Every line below that contains "this" is to be copied.
* * * * *
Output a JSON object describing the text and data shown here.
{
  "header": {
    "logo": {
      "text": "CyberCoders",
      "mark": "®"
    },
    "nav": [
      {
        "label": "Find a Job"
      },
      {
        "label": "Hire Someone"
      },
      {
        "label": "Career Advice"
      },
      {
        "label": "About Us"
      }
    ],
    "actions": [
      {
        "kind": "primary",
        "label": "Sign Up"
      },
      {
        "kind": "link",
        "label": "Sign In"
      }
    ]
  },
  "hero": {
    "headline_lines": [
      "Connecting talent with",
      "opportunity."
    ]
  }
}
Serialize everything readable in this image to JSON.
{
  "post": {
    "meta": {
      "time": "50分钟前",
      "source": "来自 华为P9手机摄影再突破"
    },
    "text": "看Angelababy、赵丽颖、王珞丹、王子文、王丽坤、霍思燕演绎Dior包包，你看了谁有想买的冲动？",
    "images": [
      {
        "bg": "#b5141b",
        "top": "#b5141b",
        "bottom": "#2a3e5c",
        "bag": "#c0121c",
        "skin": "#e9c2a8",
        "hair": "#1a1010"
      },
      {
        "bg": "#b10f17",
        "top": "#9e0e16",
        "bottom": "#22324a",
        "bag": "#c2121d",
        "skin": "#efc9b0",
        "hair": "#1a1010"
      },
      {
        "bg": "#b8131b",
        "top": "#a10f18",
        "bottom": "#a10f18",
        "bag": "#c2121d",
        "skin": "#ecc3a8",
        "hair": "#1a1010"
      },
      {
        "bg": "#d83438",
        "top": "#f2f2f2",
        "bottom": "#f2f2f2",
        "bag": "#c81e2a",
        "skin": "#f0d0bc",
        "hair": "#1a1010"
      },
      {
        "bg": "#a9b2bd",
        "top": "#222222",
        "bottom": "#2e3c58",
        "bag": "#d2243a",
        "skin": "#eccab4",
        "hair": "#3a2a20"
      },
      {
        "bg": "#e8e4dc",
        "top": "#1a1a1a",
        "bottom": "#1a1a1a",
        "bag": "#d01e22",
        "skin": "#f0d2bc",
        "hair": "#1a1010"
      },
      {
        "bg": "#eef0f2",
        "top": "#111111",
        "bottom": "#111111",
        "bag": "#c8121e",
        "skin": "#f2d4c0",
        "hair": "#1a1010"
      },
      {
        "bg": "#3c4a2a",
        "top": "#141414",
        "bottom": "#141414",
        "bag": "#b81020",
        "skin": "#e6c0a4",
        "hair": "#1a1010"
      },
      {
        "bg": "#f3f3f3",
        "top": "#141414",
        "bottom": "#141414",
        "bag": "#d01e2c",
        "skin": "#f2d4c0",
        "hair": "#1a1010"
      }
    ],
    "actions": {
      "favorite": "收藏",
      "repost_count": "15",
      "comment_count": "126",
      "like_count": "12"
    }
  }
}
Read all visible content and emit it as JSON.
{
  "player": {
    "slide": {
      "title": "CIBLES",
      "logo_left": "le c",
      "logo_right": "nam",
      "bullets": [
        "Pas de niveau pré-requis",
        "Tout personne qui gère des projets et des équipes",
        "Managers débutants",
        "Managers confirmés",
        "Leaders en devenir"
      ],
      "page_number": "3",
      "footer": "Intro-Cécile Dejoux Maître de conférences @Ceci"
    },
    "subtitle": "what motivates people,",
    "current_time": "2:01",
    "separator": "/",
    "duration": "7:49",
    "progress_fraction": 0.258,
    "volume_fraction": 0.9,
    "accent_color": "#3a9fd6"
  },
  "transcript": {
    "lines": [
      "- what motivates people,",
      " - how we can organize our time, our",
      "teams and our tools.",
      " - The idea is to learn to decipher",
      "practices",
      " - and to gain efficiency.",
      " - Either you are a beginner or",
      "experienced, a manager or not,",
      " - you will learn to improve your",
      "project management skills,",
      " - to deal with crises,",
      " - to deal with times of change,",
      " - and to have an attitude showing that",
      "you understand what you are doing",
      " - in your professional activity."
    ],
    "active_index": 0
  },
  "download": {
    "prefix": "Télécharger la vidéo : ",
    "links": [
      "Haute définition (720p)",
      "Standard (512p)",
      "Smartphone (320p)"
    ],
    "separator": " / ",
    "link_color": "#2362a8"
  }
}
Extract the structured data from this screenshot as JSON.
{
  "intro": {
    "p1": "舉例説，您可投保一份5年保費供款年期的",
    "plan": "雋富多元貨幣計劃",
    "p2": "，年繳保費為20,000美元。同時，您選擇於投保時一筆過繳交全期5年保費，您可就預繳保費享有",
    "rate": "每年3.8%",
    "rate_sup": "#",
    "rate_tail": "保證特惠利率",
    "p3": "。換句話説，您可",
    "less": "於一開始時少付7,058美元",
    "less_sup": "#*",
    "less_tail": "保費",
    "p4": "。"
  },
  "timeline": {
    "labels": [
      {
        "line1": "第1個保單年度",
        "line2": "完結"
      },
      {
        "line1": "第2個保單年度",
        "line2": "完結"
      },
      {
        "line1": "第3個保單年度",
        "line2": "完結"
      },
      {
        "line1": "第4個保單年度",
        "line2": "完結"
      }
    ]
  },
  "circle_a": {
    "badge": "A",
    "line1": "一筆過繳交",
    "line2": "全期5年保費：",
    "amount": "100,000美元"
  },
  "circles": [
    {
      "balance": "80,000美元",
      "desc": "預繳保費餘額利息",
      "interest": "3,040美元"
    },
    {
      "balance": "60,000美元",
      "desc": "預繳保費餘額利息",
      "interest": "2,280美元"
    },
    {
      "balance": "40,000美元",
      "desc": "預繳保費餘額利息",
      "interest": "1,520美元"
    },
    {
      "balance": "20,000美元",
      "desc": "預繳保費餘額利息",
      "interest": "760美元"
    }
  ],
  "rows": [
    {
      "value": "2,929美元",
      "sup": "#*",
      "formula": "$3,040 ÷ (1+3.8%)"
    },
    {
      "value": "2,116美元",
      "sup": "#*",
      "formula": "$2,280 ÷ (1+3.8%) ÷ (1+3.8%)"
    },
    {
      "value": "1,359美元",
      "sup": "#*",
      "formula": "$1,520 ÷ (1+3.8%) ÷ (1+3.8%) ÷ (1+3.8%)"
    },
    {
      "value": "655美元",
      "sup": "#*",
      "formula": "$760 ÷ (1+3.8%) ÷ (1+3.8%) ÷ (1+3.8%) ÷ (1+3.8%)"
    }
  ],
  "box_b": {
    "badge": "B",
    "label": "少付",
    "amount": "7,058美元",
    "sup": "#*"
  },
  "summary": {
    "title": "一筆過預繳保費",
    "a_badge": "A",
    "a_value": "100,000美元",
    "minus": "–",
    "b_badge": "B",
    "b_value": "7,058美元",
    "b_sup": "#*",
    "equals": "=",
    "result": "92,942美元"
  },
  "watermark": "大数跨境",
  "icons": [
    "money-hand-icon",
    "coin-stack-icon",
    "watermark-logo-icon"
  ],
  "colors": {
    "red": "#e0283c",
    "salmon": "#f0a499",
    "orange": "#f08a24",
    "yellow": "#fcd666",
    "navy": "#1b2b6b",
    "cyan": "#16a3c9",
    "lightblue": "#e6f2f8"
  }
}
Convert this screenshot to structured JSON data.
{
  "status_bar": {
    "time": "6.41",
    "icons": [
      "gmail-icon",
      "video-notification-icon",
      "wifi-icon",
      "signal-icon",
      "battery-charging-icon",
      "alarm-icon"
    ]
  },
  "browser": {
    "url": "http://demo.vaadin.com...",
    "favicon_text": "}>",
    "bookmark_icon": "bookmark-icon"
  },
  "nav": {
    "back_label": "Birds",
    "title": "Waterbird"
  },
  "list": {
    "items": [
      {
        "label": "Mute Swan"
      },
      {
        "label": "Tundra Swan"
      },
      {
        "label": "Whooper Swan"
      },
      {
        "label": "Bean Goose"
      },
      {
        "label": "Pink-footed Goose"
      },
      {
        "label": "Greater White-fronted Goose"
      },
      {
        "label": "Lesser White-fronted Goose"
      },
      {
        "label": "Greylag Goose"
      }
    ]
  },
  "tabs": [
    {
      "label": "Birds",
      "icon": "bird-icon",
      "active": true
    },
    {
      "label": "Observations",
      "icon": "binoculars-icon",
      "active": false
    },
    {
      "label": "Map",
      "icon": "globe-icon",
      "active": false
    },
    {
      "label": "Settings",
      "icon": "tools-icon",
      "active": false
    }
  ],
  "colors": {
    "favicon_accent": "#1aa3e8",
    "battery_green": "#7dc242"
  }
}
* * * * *
> _RESPONSE_:
Serialize everything readable in this image to JSON.
Extract the structured data from this screenshot as JSON.
Convert this screenshot to structured JSON data.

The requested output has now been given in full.